WORK TO COMPLETE:
In the entries below, find each line with the string "views" and copy it.

** Opening EXERCISE INPUTS block **

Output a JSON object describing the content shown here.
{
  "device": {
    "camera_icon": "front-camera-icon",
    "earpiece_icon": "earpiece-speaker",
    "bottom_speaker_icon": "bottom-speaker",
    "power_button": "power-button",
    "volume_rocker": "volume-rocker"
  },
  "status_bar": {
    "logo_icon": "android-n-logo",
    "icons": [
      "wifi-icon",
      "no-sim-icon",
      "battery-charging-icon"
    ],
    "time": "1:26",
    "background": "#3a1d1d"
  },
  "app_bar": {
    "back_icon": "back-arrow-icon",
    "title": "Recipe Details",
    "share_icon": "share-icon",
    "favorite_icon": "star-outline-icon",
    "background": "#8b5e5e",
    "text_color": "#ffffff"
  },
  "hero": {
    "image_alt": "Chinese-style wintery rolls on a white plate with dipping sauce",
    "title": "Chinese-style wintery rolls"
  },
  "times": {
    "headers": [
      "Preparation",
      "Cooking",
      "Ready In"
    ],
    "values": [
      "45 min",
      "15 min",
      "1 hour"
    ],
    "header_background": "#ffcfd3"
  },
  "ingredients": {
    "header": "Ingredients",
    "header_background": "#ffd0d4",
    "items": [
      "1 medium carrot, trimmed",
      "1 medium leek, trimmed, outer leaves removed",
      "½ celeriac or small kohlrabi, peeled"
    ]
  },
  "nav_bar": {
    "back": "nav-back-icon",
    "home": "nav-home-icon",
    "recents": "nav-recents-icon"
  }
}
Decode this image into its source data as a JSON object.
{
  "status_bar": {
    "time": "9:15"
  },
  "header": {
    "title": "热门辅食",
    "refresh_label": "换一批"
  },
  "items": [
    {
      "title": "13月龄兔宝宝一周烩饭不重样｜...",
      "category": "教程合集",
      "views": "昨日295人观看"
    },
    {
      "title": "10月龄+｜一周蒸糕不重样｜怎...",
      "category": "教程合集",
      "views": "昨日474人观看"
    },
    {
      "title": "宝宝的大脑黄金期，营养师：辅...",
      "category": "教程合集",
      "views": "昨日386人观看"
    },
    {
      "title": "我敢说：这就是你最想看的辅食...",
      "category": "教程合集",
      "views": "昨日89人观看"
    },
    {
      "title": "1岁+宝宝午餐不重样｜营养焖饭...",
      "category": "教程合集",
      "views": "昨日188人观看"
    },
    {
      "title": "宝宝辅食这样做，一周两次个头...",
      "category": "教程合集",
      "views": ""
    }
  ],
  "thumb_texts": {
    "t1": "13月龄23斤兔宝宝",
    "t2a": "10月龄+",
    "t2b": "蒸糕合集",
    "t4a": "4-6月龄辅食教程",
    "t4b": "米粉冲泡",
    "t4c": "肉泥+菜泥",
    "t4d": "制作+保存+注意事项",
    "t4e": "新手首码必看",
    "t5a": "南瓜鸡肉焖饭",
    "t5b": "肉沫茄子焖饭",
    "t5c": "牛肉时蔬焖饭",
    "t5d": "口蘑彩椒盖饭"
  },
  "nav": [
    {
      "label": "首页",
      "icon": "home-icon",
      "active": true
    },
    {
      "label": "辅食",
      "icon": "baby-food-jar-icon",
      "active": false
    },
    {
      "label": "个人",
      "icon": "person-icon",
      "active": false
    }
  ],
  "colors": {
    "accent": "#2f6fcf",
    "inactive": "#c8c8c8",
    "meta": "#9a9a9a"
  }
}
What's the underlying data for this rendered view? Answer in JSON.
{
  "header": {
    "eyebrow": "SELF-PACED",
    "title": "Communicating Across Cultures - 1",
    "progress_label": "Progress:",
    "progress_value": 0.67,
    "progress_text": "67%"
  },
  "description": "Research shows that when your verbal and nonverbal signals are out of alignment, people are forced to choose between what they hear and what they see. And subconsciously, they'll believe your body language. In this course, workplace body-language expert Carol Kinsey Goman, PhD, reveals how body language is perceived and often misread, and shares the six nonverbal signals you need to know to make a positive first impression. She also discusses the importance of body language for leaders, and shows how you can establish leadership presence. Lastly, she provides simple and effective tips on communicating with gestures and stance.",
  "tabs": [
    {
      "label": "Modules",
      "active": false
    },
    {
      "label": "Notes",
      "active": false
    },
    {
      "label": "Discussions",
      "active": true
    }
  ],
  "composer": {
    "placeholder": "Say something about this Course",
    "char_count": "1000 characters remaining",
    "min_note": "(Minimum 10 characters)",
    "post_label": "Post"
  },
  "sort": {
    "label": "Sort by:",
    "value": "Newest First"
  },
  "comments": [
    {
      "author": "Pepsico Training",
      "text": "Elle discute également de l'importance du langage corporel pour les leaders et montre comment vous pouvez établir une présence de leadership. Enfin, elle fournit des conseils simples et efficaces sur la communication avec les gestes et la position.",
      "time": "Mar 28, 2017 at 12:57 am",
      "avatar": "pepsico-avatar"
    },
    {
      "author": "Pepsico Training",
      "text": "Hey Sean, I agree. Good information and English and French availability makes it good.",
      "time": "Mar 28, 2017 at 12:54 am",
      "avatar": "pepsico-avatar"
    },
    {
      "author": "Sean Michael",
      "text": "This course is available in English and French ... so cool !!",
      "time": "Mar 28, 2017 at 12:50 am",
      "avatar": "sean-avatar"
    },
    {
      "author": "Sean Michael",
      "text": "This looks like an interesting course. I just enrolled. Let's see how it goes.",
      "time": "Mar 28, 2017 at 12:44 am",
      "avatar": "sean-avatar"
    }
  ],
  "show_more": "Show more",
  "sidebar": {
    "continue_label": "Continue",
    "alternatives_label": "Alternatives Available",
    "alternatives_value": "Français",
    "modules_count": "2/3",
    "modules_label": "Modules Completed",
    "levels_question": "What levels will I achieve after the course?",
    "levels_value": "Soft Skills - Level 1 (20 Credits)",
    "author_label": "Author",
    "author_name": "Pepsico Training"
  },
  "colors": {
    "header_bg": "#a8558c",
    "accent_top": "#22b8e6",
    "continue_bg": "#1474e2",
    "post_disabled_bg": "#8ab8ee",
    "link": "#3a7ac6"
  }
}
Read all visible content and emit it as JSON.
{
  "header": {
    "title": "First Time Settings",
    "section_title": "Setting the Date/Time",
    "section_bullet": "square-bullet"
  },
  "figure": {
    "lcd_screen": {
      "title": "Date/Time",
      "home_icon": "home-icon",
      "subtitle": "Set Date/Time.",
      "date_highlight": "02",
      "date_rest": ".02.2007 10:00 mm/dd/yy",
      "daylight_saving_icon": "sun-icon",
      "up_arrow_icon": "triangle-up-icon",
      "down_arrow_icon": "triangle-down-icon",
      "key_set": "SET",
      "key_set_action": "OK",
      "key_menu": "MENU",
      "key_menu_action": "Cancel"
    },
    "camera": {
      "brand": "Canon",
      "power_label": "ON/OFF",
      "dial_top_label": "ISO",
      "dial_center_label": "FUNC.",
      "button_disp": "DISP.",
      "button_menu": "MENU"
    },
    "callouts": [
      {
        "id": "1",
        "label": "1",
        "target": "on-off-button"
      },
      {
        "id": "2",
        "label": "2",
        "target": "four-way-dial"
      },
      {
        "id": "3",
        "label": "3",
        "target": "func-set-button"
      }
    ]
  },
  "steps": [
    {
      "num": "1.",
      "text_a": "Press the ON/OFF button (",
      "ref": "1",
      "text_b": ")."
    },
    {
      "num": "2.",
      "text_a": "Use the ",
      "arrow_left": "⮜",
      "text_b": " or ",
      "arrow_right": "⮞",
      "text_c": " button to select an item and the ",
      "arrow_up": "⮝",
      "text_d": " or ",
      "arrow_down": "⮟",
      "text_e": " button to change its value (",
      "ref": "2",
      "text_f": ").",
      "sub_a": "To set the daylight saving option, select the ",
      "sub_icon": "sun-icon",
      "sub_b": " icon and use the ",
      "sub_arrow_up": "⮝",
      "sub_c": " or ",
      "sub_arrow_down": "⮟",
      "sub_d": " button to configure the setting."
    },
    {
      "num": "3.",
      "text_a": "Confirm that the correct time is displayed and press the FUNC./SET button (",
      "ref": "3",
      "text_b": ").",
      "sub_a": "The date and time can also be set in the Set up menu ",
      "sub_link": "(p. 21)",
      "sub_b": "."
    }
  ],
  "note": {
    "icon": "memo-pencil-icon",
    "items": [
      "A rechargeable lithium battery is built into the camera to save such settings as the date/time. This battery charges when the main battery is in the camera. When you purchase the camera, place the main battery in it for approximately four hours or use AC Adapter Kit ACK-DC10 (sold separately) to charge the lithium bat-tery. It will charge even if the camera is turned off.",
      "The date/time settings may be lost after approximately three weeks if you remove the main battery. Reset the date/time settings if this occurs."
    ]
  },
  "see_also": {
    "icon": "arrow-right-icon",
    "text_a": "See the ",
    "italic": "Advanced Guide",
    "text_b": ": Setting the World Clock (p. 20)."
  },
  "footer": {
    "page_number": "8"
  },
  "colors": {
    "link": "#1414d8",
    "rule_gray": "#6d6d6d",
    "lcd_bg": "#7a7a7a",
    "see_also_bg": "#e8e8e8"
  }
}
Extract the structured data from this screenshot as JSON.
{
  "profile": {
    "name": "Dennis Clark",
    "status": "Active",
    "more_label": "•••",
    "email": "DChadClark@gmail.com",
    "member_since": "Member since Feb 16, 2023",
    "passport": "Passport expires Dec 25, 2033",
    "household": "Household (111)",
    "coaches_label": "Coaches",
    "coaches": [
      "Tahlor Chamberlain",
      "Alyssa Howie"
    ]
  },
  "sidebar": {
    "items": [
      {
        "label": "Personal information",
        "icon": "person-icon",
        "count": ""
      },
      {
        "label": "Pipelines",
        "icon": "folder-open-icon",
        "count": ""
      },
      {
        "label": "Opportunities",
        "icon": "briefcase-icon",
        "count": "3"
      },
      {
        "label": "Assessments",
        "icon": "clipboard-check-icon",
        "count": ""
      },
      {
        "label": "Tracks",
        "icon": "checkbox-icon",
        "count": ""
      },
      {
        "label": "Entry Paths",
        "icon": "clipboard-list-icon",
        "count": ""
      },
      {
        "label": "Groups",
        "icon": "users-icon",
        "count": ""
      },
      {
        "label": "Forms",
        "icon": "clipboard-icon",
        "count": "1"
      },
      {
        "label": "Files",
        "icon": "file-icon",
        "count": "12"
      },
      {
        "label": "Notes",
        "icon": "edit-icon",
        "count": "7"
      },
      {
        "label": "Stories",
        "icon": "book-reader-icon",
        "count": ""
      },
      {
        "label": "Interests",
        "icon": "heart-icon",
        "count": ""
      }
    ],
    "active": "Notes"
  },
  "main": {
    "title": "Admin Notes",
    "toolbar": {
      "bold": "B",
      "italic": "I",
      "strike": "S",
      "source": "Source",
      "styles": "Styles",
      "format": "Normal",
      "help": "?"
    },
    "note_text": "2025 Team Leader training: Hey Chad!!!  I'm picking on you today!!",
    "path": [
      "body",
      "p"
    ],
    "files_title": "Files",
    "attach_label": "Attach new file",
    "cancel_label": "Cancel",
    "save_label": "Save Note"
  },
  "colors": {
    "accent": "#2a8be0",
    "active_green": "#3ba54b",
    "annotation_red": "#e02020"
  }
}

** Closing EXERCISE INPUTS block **

TASK RESPONSE:
      "views": "昨日295人观看"
      "views": "昨日474人观看"
      "views": "昨日386人观看"
      "views": "昨日89人观看"
      "views": "昨日188人观看"
      "views": ""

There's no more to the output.